Health In Harmony’s mission and that of their Indonesian partner, Alam Sehat Lestari (ASRI), is a difficult one—stopping forest loss in western Borneo, a region with one of the world’s highest deforestation rates. As planetary health professionals, we seek solutions that address the underlying social conditions that lead to forest loss. But those social factors are complicated, involving issues like government policy, population growth, poverty, indigenous rights, gender equality, and education. Tackling such a complex problem requires comprehensive and flexible solutions and more than a bit of creativity.
Focusing on the area around Gunung Palung National Park, ASRI uses a 5-pronged approach that combats deforestation on multiple fronts.
1. Monitor: To understand the problem and inform our actions, we first gauge the extent of forest loss and its causes. We make regular visits to communities that border the park to check for evidence of deforestation, like farm clearings, logging roads, and sawmills. We also cultivate a network of locally recruited forest guardians who update us about forest clearing activities and conditions in their neighborhoods. We back up these efforts by using satellite images to measure forest loss in each village and throughout the park. Finally, we survey households across the region to learn about changing social and economic conditions. Combining all these methods—site visits, local partners, satellite imagery, and surveys—gives us a complete picture of where the damage is being done and why.
2. Provide healthcare: ASRI’s defining innovation is to reduce deforestation by providing healthcare to communities. When we began working here a decade ago, medical expenses were one of the main pressures driving communities to log within the national park. The only hospitals were expensive and far away. In a medical emergency, families were driven to poach timber to cover the costs of travel and treatment. Today we operate a nearby clinic that meets the health needs of local communities, reducing the costs of treatment and the pressure to log. In addition to providing low-cost healthcare to anyone who needs it, we give additional discounts of up to 70% to villages that work with us to stop illegal logging. Our aim is to turn the financial incentive on its head—instead of logging to pay for medical treatment, communities can now save money by giving up logging altogether.
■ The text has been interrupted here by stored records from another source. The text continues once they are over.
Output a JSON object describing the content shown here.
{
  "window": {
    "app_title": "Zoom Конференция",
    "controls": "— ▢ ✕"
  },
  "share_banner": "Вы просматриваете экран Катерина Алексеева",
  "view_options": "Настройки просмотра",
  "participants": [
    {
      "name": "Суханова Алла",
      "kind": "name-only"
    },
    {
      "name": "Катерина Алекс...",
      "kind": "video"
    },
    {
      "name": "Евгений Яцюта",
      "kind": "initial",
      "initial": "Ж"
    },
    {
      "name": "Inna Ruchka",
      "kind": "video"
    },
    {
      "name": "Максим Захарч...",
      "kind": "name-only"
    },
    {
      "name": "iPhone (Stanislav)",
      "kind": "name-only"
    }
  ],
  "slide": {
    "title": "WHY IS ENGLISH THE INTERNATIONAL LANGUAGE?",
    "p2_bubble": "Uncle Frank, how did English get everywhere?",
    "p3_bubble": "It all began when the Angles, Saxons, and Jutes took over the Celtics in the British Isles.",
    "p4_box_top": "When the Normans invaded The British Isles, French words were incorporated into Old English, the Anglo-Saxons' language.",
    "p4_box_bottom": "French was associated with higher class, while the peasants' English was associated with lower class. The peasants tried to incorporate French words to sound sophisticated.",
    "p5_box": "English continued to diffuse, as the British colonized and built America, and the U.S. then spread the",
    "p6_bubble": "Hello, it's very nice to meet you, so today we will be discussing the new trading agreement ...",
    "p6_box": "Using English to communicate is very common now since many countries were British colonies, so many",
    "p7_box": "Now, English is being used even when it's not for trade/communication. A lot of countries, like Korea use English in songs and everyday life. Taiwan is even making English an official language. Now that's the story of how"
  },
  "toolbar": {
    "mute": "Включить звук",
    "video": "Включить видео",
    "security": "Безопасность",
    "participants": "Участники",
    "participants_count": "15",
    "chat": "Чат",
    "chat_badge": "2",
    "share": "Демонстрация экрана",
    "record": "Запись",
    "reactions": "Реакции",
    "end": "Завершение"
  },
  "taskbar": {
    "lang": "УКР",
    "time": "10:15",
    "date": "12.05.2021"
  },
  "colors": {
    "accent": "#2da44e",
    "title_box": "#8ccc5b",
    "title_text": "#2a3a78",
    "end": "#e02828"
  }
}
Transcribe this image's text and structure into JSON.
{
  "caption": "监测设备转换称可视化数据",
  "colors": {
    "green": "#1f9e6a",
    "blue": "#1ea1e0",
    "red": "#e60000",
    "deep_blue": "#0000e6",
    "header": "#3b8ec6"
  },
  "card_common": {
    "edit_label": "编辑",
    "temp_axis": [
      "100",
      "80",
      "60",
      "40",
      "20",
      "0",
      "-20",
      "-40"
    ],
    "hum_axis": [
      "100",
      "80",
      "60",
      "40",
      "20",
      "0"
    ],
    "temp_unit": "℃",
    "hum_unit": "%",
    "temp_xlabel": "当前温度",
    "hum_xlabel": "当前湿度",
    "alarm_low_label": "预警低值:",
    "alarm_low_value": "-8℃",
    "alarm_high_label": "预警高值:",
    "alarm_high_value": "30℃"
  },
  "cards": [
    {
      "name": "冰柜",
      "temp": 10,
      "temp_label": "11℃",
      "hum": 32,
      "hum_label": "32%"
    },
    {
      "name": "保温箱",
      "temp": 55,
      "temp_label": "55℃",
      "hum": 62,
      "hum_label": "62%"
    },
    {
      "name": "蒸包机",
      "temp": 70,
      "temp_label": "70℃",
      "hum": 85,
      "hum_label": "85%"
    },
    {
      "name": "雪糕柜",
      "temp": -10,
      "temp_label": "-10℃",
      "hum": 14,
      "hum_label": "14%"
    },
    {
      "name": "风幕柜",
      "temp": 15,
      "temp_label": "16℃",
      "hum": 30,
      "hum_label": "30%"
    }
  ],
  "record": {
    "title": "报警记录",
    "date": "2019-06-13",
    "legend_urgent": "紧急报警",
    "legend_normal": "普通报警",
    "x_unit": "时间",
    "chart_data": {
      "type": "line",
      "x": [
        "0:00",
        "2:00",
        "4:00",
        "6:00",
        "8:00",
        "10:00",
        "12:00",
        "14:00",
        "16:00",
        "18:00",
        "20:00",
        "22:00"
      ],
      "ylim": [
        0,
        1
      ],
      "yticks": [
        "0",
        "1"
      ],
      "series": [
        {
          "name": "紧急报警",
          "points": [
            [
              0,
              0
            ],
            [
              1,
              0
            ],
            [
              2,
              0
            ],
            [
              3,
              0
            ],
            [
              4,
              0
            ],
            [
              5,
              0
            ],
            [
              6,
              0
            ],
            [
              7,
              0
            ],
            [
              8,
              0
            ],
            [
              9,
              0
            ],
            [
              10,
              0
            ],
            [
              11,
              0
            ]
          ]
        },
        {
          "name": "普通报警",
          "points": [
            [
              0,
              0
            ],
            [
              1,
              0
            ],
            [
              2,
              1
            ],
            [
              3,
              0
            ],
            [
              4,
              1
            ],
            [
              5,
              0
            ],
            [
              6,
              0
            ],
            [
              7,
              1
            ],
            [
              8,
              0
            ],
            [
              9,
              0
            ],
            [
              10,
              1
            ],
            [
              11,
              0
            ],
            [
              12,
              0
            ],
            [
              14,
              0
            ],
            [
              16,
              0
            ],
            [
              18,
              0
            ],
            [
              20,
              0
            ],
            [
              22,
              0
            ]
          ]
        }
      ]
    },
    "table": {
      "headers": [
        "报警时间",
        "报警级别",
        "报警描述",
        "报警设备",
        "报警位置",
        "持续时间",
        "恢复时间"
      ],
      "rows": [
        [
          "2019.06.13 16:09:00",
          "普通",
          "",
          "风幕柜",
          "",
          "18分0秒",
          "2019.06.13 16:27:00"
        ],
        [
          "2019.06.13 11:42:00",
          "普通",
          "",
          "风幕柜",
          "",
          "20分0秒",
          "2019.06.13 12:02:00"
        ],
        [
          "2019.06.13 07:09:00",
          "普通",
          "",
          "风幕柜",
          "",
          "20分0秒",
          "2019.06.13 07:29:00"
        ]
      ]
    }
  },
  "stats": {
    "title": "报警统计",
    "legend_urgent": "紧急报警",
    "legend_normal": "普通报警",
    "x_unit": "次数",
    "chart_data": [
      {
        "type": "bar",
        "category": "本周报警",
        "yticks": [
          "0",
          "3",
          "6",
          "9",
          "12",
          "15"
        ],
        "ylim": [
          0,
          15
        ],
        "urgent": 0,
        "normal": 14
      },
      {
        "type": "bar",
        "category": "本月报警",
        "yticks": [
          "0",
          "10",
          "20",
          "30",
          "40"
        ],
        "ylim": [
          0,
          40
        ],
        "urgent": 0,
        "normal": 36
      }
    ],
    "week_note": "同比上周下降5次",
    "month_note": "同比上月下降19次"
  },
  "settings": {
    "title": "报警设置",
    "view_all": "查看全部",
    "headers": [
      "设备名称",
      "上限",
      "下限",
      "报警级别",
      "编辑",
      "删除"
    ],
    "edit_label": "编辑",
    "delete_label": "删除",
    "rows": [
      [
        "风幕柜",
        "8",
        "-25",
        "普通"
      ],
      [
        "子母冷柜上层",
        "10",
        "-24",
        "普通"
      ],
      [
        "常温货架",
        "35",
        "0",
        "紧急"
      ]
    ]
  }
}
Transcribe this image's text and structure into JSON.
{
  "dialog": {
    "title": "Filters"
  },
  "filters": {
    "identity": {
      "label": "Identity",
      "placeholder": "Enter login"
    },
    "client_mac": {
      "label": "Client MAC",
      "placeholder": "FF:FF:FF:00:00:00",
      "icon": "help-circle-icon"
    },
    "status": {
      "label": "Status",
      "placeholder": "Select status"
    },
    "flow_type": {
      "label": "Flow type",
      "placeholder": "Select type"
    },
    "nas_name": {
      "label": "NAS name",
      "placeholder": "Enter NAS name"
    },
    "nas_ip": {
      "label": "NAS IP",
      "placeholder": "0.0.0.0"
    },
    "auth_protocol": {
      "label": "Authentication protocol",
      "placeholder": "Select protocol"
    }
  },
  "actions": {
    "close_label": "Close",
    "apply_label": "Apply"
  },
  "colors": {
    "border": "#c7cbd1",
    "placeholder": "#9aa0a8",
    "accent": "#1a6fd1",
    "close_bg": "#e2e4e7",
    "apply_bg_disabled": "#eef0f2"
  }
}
3. Find alternative livelihoods: Many people who clear forests do so because they lack access to more sustainable jobs. We respond to this need through programs that provide training, assistance, and money to people who want to switch careers. Through our organic farming program, for example, we train former loggers and other community members to make a living without clearing forests or using chemical fertilizers and pesticides. At the same time, our kitchen gardens program empowers housewives to better feed their families and earn extra income by growing organic produce. Our newest initiative, the chainsaw buyback entrepreneurship program, targets logging couples who want to start their own businesses. We buy their chainsaws, develop business plans for both husband and wife, and provide no-interest funds to get their business ideas off the ground. With just a small investment, several loggers and their wives have already become café or restaurant owners, farmers, barbers, and traders. All these programs operate on the idea that slowing deforestation is sometimes as easy as giving people a choice.
4. Educate: Perhaps the most impactful action we can take in the long term is to teach future generations to value the natural world. Few adults in our area have access to higher education, and many have not progressed beyond primary school. Education gaps translate into poor economic opportunities and reduced environmental awareness, driving people to clear forest to make a living. We fill these gaps by operating conservation education programs tailored to all ages. Our clinic patients watch videos about forest conservation in the waiting room, posters in the clinic hallways highlight local biodiversity, and we visit rural communities to teach families about the links between human and environmental health. We also partner with primary schools to teach a three-month environmental education curriculum, the ASRI Kids course, which includes field trips to the national park. Our newest education initiative, ASRI Teens, provides advanced learning and volunteer opportunities for middle and high school students. Finally, every year we provide paid conservation internships to local university students. Taken together, our education programs increase environmental awareness and improve economic opportunities for the communities who have the most to lose from deforestation.
5. Restore: Protecting Borneo’s remaining forests is critical, but the long term survival of the island’s landscapes depends on also restoring areas that are already degraded. Most of the forests where we work, including 20% of the national park, have been cleared by farmers and loggers, and the remaining forests survive only as isolated islands. We enlarge and reconnect these fragments by reforesting degraded lands in the national park. By replanting areas with native rainforest trees and protecting them from wildfires, we restore critical habitats and reconnect populations of orangutans and other native species. We supplement this with our garden to forest program, which helps communities that farm inside the national park to switch from intensive farming to sustainable agroforestry. We provide supplies, training, and money to farmers who want to replace their crops with native trees that provide marketable fruits, building materials, and other products. The goal is to eventually restore the entire park to native forest and ensure that nearby communities are invested in its protection. Our reforestation programs are thus the most ambitious and farsighted actions we take, aiming not just to halt but actually to reverse forest loss decades and centuries into the future.